Jeremy sees visions when he doesn’t take his medication. Liz likes the visions (I did not care for the visions section of the book as I thought it was too much, and a little overbearing) and is a little sad when he starts taking his meds. He also has a weird gift–he can sing (30 seconds at a time) backwards any song that he hears. If you play it in reverse on a tape recorder, it sounds perfect.
Jeremy proves to be a boon to Liz as her family starts coming around to meet the mysterious man, and she finds that she actually enjoys having someone spend the night. She even befriends (sort of) the Dwarf boss when he hears of Jeremy’s singing gift. However, the MS is quite serious and Jeremy is quickly getting worse.

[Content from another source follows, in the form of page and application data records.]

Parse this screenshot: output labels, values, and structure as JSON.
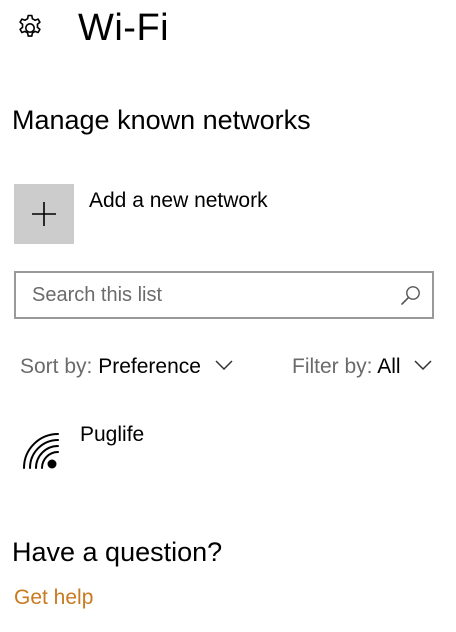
{
  "header": {
    "title": "Wi-Fi",
    "icon": "gear-icon"
  },
  "manage": {
    "heading": "Manage known networks",
    "add_network_label": "Add a new network",
    "add_icon": "plus-icon"
  },
  "search": {
    "placeholder": "Search this list",
    "value": "",
    "icon": "search-icon"
  },
  "sort": {
    "label": "Sort by:",
    "value": "Preference"
  },
  "filter": {
    "label": "Filter by:",
    "value": "All"
  },
  "networks": [
    {
      "name": "Puglife",
      "icon": "wifi-icon"
    }
  ],
  "help": {
    "heading": "Have a question?",
    "link": "Get help"
  },
  "colors": {
    "background": "#ffffff",
    "tile": "#cccccc",
    "search_border": "#999999",
    "muted_text": "#6b6b6b",
    "link": "#c87a20"
  }
}
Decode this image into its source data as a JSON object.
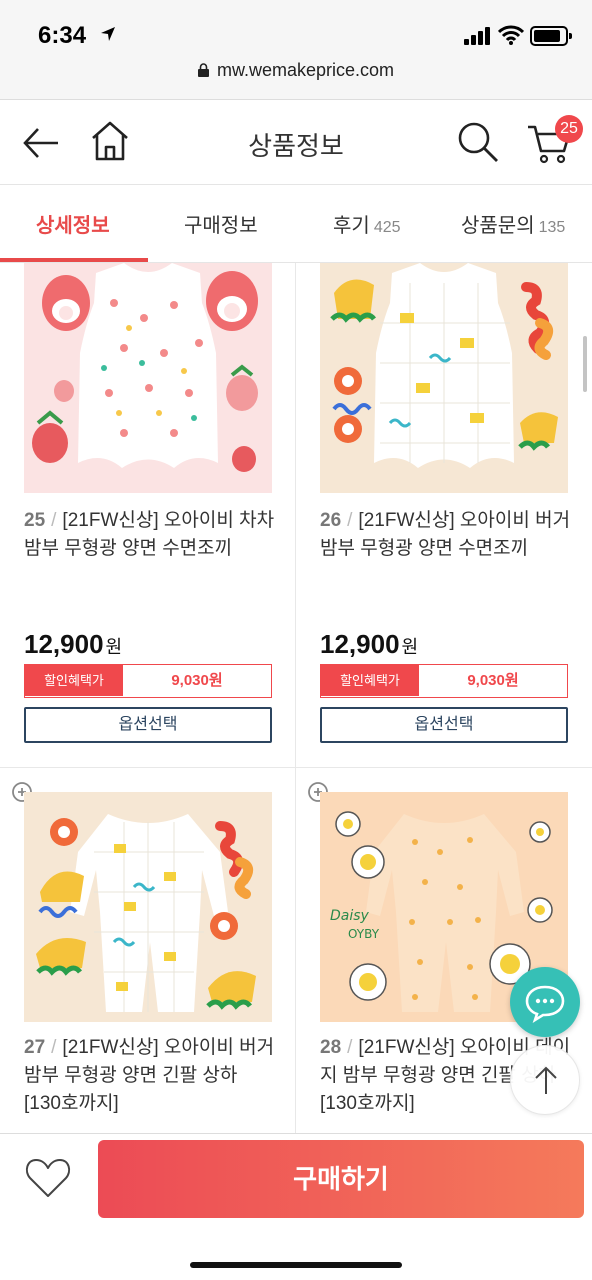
{
  "status_bar": {
    "time": "6:34",
    "url": "mw.wemakeprice.com"
  },
  "header": {
    "title": "상품정보",
    "cart_count": "25"
  },
  "tabs": [
    {
      "label": "상세정보",
      "count": ""
    },
    {
      "label": "구매정보",
      "count": ""
    },
    {
      "label": "후기",
      "count": "425"
    },
    {
      "label": "상품문의",
      "count": "135"
    }
  ],
  "products": [
    {
      "num": "25",
      "name": "[21FW신상] 오아이비 차차 밤부 무형광 양면 수면조끼",
      "price": "12,900",
      "won": "원",
      "disc_label": "할인혜택가",
      "disc_price": "9,030원",
      "option_label": "옵션선택"
    },
    {
      "num": "26",
      "name": "[21FW신상] 오아이비 버거 밤부 무형광 양면 수면조끼",
      "price": "12,900",
      "won": "원",
      "disc_label": "할인혜택가",
      "disc_price": "9,030원",
      "option_label": "옵션선택"
    },
    {
      "num": "27",
      "name": "[21FW신상] 오아이비 버거 밤부 무형광 양면 긴팔 상하 [130호까지]"
    },
    {
      "num": "28",
      "name": "[21FW신상] 오아이비 데이지 밤부 무형광 양면 긴팔 상하 [130호까지]"
    }
  ],
  "image_text": {
    "daisy": "Daisy",
    "oyby": "OYBY"
  },
  "bottom": {
    "buy_label": "구매하기"
  },
  "colors": {
    "accent": "#f0484c",
    "chat": "#36c0b6",
    "option_border": "#2c4560"
  }
}
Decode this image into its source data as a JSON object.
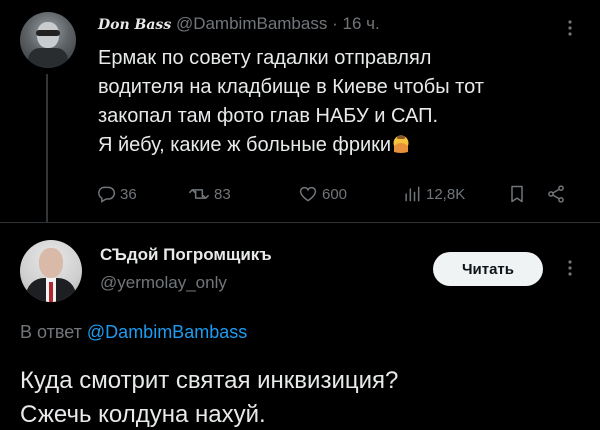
{
  "tweet1": {
    "display_name": "Don Bass",
    "handle": "@DambimBambass",
    "separator": "·",
    "time": "16 ч.",
    "text_lines": [
      "Ермак по совету гадалки отправлял",
      "водителя на кладбище в Киеве чтобы тот",
      "закопал там фото глав НАБУ и САП.",
      "Я йебу, какие ж больные фрики"
    ],
    "emoji": "face-palm-emoji",
    "actions": {
      "replies": "36",
      "reposts": "83",
      "likes": "600",
      "views": "12,8K"
    }
  },
  "tweet2": {
    "display_name": "СЪдой Погромщикъ",
    "handle": "@yermolay_only",
    "follow_label": "Читать",
    "reply_prefix": "В ответ",
    "reply_to": "@DambimBambass",
    "text_lines": [
      "Куда смотрит святая инквизиция?",
      "Сжечь колдуна нахуй."
    ]
  },
  "icons": {
    "reply": "reply-icon",
    "repost": "repost-icon",
    "like": "heart-icon",
    "views": "views-icon",
    "bookmark": "bookmark-icon",
    "share": "share-icon",
    "more": "more-icon"
  },
  "colors": {
    "background": "#000000",
    "text": "#e7e9ea",
    "muted": "#71767b",
    "link": "#1d9bf0",
    "divider": "#2f3336",
    "button_bg": "#eff3f4"
  }
}
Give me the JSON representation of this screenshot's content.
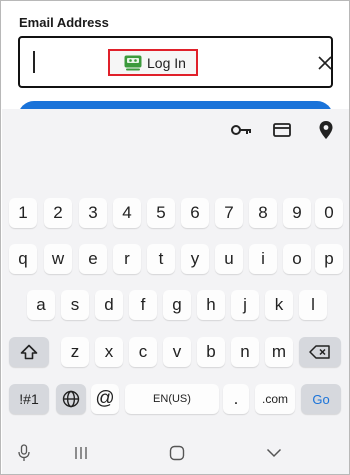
{
  "form": {
    "email_label": "Email Address",
    "email_value": "",
    "email_placeholder": ""
  },
  "toolbar": {
    "icons": [
      "key-icon",
      "card-icon",
      "location-pin-icon"
    ]
  },
  "suggestion": {
    "login_label": "Log In"
  },
  "keyboard": {
    "number_row": [
      "1",
      "2",
      "3",
      "4",
      "5",
      "6",
      "7",
      "8",
      "9",
      "0"
    ],
    "row1": [
      "q",
      "w",
      "e",
      "r",
      "t",
      "y",
      "u",
      "i",
      "o",
      "p"
    ],
    "row2": [
      "a",
      "s",
      "d",
      "f",
      "g",
      "h",
      "j",
      "k",
      "l"
    ],
    "row3": [
      "z",
      "x",
      "c",
      "v",
      "b",
      "n",
      "m"
    ],
    "symbols_label": "!#1",
    "at_label": "@",
    "space_label": "EN(US)",
    "period_label": ".",
    "com_label": ".com",
    "go_label": "Go"
  },
  "colors": {
    "accent": "#1a73d9",
    "highlight_border": "#e0202a",
    "keyboard_bg": "#f3f3f5"
  }
}
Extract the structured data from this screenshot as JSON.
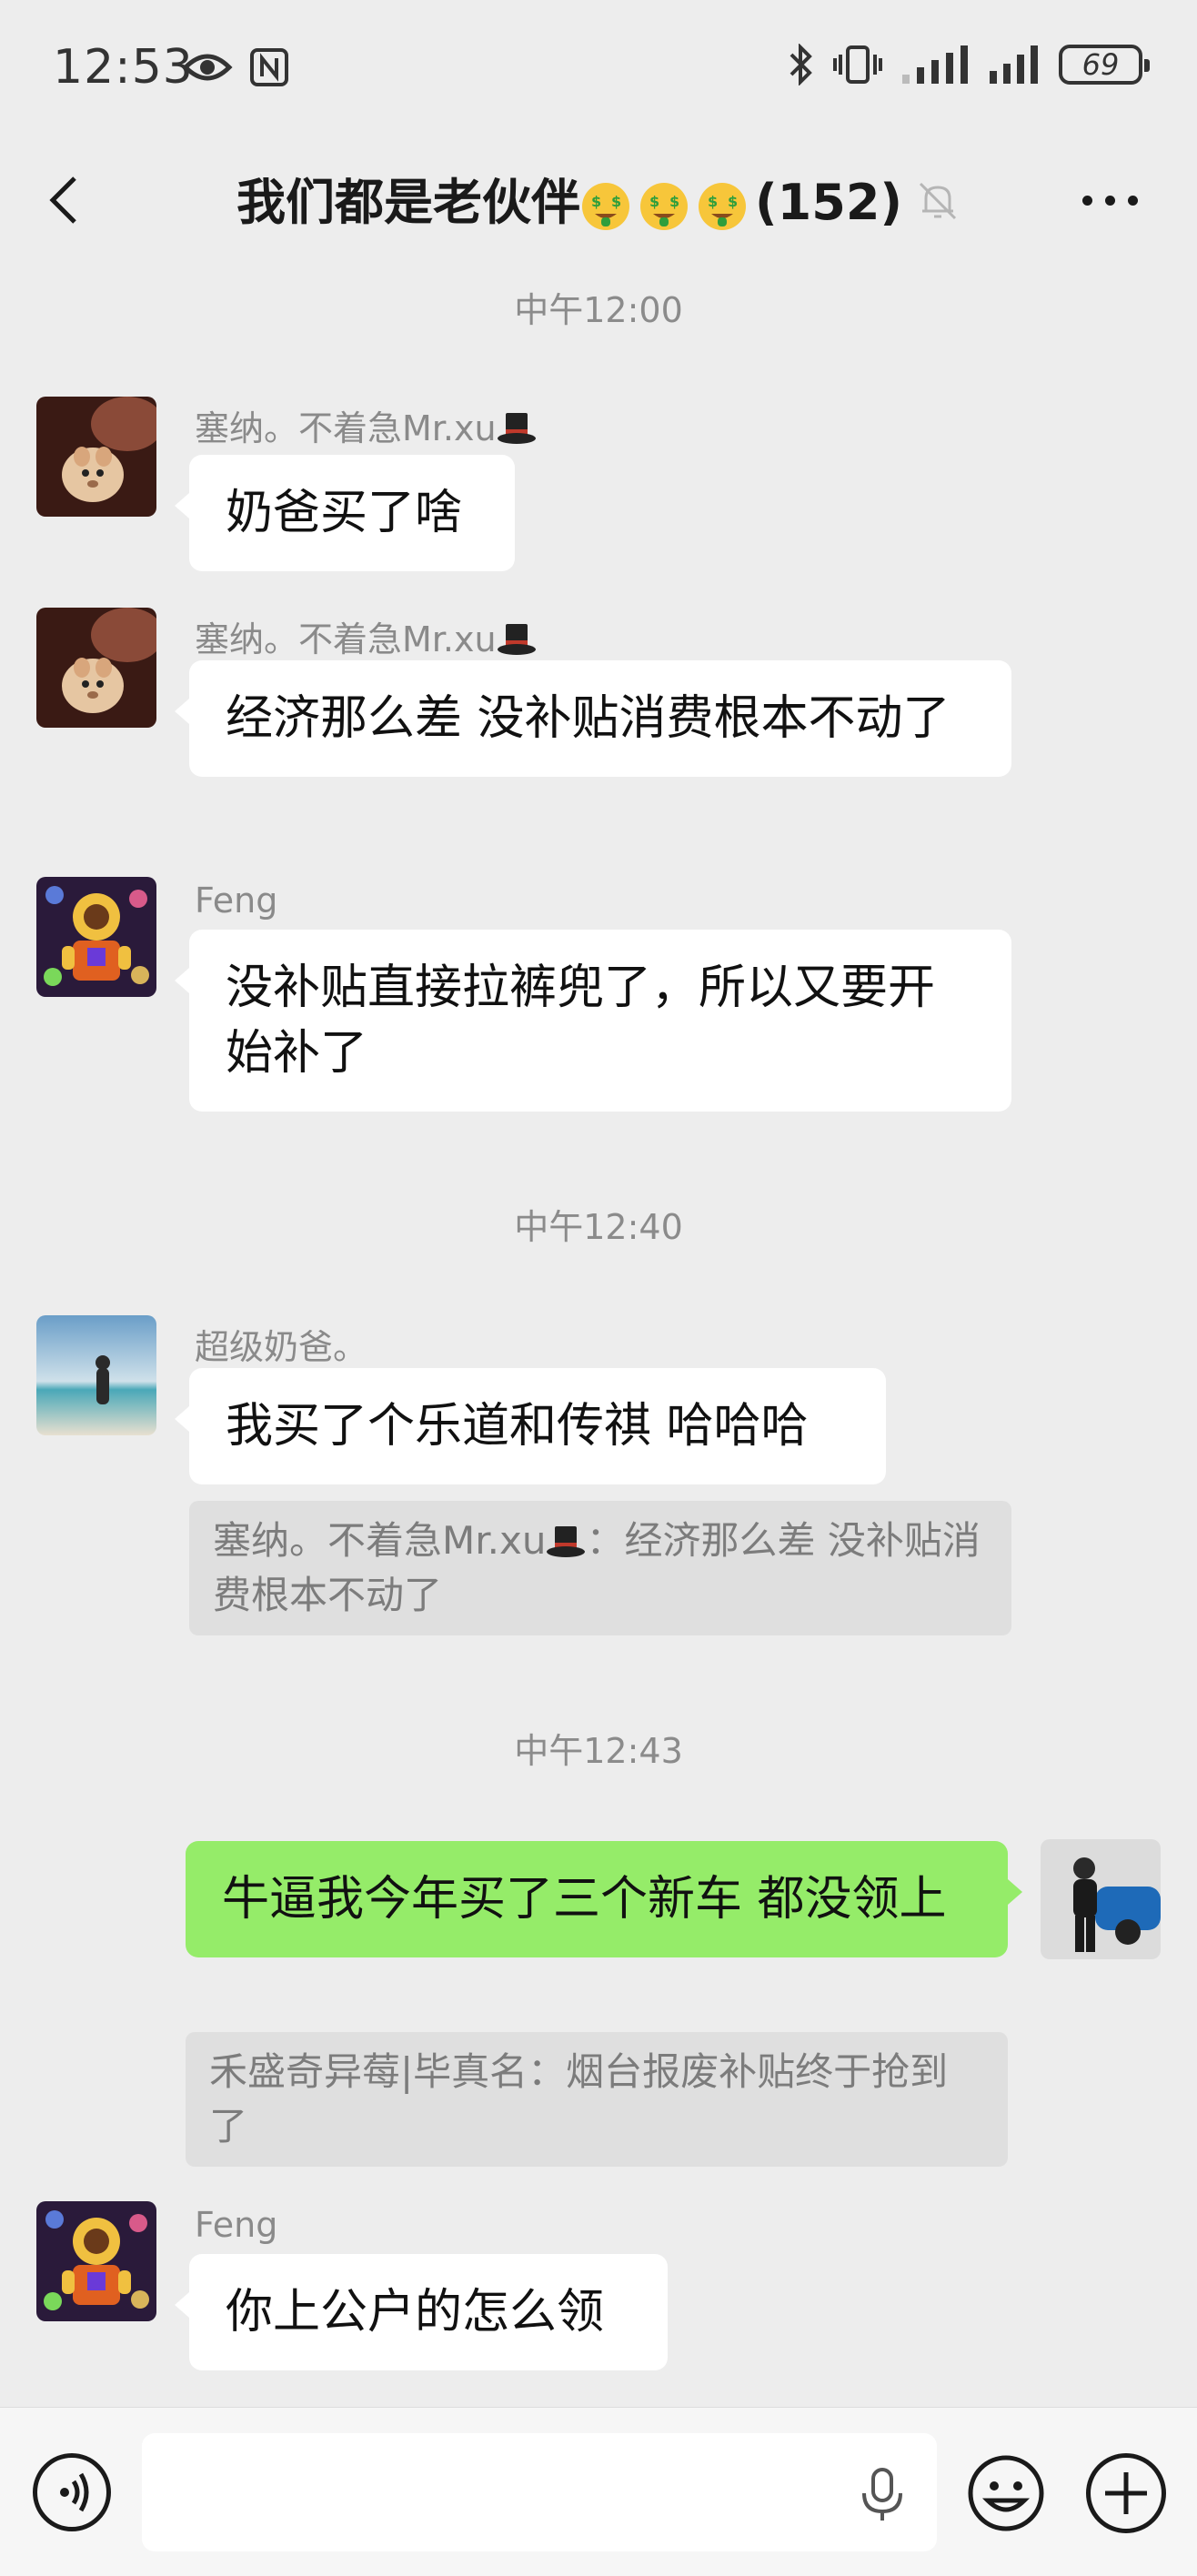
{
  "status_bar": {
    "time": "12:53",
    "battery": "69"
  },
  "header": {
    "title": "我们都是老伙伴",
    "member_count": "(152)"
  },
  "messages": [
    {
      "type": "time",
      "text": "中午12:00"
    },
    {
      "type": "text",
      "sender": "塞纳。不着急Mr.xu",
      "text": "奶爸买了啥"
    },
    {
      "type": "text",
      "sender": "塞纳。不着急Mr.xu",
      "text": "经济那么差 没补贴消费根本不动了"
    },
    {
      "type": "text",
      "sender": "Feng",
      "text": "没补贴直接拉裤兜了，所以又要开始补了"
    },
    {
      "type": "time",
      "text": "中午12:40"
    },
    {
      "type": "text",
      "sender": "超级奶爸。",
      "text": "我买了个乐道和传祺 哈哈哈",
      "quote_sender": "塞纳。不着急Mr.xu",
      "quote_text": "：经济那么差 没补贴消费根本不动了"
    },
    {
      "type": "time",
      "text": "中午12:43"
    },
    {
      "type": "text",
      "sender": "me",
      "text": "牛逼我今年买了三个新车 都没领上",
      "quote_text": "禾盛奇异莓|毕真名：烟台报废补贴终于抢到了"
    },
    {
      "type": "text",
      "sender": "Feng",
      "text": "你上公户的怎么领"
    }
  ],
  "colors": {
    "background": "#ededed",
    "mine_bubble": "#95ec69",
    "other_bubble": "#ffffff",
    "quote_bg": "#dfdfdf"
  },
  "icons": [
    "back-arrow-icon",
    "mute-bell-icon",
    "more-icon",
    "voice-icon",
    "mic-icon",
    "emoji-icon",
    "plus-icon"
  ]
}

The story is written seven years in the future from when Jeremy came into her life–which was the year of the Hale-Bopp comet (which features heavily but has no direct payoff). Seven years down the line, Liz is alone again. But on the night she began writing this, she had two strange things happen–a meteorite fell out of the sky and landed right in front of her. And, she received call from the German police to see if she recognized a man that they had in custody. When the policeman sends her a jpeg of the man’s photo she instantly recognizes him and thus begins the end of her story. She decides to go to Austria to confront her past and her future.
And that’s when Coupland has a little fun. When Liz lands in Europe, all hell breaks loose and the story goes a little nutty (in a pretty good way). Then she meets the policeman who contacted her and decides that Austria is not so bad. Things end in a few unexpected places.
Although this story was a little too mopey at times, there was a lot of humor and joy trying to break the facade of loneliness. And I ultimately enjoyed it quite a lot.